SRA Innovate Educate
SRA Innovate Educate is committed to helping providers of legal education develop their professional legal education and training in new ways, and to supporting new types of providers who are thinking of offering legal education courses for the first time.
Why does innovation matter?
At a time when legal services are rapidly changing, legal education must try to keep apace. If we want a diverse profession we need to recognise that students learn in different ways and have different circumstances and commitments. Our requirements should also reflect the range of legal practice, and that the skills and knowledge employers need vary.
There is a growing need to embed transferable skills into legal education. For example, all employers consider IT and business skills as essential, and we must ensure our training regulations promote these competencies.
By creating innovative ways of delivering and assessing legal education, we can help support a dynamic and flexible labour market; we can encourage a diverse profession; and we can keep pace with changing legal services.
How we can help?
If you have an idea which does not meet the Qualifying Law Degree (QLD), the Legal Practice Course (LPC) or the Common Professional Examination (CPE) requirements, or if you have been thinking of a new way to deliver legal education to your students but are not sure whether regulation could stop it getting off the ground, come and talk to us to see if we can support you.
We will, of course, continue to keep an eye on how new courses progress. By assuring that end-point assessments are reliable, valid and rigorous, we can afford to be more flexible about how courses are shaped and delivered. We can do this through two regulatory initiatives:
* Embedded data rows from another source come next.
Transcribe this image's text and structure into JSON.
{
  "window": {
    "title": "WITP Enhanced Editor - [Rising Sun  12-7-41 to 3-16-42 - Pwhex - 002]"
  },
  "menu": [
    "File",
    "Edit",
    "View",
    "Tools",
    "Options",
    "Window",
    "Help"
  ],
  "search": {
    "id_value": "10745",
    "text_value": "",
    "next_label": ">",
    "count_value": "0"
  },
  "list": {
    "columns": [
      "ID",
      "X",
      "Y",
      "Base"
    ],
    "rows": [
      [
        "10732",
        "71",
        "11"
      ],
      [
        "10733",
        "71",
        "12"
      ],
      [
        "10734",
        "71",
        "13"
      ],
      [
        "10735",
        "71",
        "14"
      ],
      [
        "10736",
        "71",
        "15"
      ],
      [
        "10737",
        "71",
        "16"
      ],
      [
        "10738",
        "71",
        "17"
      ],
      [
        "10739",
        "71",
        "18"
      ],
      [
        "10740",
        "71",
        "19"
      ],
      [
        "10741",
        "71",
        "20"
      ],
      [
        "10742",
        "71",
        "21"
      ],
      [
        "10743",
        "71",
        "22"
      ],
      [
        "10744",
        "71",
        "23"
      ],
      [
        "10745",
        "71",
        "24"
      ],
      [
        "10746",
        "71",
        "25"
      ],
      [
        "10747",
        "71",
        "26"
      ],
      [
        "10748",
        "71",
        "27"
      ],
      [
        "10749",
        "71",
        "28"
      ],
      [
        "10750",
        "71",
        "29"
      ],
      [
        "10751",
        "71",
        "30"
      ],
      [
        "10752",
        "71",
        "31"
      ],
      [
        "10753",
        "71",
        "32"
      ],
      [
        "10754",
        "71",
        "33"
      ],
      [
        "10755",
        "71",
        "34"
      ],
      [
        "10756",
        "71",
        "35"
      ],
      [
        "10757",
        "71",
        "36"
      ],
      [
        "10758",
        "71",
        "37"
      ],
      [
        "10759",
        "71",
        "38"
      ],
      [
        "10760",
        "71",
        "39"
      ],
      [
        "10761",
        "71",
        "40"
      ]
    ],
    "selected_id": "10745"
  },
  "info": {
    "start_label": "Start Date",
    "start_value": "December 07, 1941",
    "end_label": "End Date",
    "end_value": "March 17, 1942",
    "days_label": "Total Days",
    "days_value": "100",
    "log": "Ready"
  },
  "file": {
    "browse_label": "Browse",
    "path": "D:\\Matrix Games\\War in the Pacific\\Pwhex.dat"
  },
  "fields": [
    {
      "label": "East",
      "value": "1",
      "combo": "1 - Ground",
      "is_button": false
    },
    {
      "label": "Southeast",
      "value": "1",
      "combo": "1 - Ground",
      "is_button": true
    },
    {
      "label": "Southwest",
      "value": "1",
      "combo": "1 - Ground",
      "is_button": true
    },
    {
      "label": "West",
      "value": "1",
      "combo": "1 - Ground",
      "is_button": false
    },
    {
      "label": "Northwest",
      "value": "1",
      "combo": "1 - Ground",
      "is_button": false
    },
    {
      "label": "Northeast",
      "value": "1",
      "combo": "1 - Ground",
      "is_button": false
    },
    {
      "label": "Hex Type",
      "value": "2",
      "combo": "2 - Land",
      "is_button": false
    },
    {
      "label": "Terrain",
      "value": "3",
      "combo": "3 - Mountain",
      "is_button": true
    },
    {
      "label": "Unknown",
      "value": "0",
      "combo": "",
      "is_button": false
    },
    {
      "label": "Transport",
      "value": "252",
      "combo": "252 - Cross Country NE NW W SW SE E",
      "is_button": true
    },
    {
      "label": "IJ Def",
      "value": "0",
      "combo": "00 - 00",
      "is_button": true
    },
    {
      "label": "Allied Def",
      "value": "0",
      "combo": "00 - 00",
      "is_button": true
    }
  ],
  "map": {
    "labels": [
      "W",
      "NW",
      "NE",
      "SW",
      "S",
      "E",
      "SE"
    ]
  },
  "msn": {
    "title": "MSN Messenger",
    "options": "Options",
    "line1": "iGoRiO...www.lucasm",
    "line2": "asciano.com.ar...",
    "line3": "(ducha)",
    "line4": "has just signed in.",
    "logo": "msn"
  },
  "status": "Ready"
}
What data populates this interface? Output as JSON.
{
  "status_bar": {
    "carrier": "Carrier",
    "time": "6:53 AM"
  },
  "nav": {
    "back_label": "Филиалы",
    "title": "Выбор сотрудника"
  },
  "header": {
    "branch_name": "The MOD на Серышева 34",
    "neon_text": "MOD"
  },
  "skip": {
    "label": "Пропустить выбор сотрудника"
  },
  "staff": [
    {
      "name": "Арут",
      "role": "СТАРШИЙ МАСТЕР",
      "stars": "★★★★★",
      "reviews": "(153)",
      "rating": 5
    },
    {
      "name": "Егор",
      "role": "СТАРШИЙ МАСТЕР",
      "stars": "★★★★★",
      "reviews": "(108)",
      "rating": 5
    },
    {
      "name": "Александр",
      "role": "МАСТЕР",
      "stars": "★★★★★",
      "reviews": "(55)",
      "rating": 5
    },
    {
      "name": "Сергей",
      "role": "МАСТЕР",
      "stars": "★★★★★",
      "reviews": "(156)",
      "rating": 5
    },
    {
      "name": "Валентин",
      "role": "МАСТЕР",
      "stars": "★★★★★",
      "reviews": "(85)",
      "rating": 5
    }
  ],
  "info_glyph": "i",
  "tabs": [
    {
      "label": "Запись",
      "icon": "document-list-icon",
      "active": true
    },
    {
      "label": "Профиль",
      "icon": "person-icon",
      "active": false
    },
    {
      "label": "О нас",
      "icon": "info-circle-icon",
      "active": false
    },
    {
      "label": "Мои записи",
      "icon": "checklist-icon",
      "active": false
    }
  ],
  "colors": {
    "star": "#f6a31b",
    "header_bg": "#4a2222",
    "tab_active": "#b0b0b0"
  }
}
a) Equivalent Means
Equivalent Means recognises other training or qualifications that meet the outcomes for the academic, professional or work-based stages of training through Equivalent Means (ie different qualifications).
If you want to develop a course that meets our outcomes, but not the process requirements we specify, we can authorise you to market it on the basis that students who graduate from it will satisfy our outcomes through Equivalent Means.
- Do you offer a course of assessed learning which you think meets the requirements of part or all of the training requirements for route to qualification as a solicitor?
- Have your students undergone any assessed learning for which qualifications or certificates were granted?
- Or have your students undergone supervised work-based experiential learning?
If the answer to any of these is yes, contact us to see whether you or your student(s) are eligible to apply for Equivalent Means. Equivalent Means may exempt them from part or all of the training requirements for route to qualification as a solicitor.
b) Waive a rule
As a regulator, we also have the power to waive parts of the training regulations, subject to individual and/or provider requirements, in exceptional circumstances.
If we use either of these initiatives, we can work with you to monitor provision and ensure standards continue to be met.
Training for tomorrow and innovation within education
We want to allow greater flexibility and freedom for providers of legal education, so that they can innovate, compete and grow. This will help improve access to quality courses at affordable prices.
We are now developing and will introduce the SQE to provide a common approach to assessing solicitors from no earlier than autumn 2021. We believe SRA Innovate Educate can help support providers through this period of potential change.
We also want to collaborate with providers to help develop assessment practices to make standards as consistent as possible between providers and across time. We are interested in hearing from providers who want to introduce new standard-setting processes, or share best practice in this area with others.
As the case studies (PDF 3 pages, 540K) on these pages show, we can offer a flexible approach to regulation that recognises innovative ways of delivering legal education.
We are always looking to publicise examples of different types of innovation within education and to share them across the wider legal education community. If you have an idea you want to explore, or if you want to share an existing innovative idea please contact us.